● Exercise instructions:
Every line of the data below that holds the string "JSON" needs to be reported.

[Task data — start]

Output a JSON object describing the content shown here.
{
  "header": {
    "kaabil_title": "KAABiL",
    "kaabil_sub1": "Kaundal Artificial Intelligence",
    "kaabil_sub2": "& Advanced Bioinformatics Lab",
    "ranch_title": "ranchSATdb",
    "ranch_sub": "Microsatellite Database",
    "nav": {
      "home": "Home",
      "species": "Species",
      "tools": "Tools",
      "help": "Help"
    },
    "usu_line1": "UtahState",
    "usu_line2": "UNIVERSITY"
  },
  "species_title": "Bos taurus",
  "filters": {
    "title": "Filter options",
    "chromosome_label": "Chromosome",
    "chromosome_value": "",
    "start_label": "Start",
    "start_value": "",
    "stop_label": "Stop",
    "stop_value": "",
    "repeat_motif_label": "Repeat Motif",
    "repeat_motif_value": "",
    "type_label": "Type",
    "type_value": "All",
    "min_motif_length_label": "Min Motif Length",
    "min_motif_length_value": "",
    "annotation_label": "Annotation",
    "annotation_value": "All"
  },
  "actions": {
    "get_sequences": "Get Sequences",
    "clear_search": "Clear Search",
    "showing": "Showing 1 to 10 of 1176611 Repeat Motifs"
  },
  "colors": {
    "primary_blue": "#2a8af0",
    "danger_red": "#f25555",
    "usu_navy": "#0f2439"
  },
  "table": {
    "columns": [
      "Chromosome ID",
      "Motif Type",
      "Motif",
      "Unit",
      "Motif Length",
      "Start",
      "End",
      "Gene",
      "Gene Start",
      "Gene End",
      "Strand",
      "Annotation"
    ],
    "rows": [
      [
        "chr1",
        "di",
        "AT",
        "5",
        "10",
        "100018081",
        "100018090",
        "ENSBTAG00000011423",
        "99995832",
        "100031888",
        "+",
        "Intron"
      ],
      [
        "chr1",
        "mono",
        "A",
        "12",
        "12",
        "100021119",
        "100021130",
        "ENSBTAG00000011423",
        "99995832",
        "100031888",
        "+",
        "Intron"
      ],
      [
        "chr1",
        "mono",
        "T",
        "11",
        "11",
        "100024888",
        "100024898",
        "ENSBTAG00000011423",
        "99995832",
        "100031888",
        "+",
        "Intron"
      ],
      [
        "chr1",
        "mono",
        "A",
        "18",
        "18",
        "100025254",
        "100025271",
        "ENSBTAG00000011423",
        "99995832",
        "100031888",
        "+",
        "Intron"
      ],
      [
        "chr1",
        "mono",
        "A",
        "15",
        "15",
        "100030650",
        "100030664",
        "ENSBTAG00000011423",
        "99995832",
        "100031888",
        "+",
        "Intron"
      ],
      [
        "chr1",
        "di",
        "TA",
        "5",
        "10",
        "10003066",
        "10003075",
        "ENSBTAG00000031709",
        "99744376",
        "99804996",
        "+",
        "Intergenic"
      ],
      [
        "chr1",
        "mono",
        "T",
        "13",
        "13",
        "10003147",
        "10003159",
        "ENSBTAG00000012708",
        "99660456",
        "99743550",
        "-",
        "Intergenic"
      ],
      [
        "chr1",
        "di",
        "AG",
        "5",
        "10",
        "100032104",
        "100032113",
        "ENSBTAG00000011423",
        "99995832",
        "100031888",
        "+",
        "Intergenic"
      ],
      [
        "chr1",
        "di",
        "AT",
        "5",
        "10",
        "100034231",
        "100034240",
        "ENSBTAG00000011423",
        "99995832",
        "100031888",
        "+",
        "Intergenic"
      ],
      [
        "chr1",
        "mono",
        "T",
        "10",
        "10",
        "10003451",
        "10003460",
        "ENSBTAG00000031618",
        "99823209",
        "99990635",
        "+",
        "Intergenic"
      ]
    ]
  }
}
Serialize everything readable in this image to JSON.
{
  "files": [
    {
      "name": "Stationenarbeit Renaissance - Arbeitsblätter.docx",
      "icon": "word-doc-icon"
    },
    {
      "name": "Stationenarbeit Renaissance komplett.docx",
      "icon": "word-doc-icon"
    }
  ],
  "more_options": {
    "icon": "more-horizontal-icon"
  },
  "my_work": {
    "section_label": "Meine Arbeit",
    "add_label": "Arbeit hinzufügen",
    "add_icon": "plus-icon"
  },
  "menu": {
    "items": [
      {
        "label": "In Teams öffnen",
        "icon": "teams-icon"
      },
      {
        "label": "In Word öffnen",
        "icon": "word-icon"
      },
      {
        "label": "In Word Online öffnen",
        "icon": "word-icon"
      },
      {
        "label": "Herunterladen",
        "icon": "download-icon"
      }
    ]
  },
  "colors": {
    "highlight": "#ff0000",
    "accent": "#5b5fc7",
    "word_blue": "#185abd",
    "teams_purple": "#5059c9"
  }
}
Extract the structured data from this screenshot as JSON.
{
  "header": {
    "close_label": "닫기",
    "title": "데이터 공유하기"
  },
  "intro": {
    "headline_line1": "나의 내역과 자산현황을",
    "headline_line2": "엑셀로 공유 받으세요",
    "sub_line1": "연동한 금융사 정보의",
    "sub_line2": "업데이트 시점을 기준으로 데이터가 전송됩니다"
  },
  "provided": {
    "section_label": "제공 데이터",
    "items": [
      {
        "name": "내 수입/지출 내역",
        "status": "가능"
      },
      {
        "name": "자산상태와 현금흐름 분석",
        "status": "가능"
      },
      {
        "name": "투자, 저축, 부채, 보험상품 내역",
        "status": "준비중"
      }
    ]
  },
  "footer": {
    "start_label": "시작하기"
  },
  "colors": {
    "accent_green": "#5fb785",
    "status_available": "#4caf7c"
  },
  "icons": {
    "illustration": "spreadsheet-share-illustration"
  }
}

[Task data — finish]

● Response box:
Output a JSON object describing the content shown here.
Serialize everything readable in this image to JSON.
Extract the structured data from this screenshot as JSON.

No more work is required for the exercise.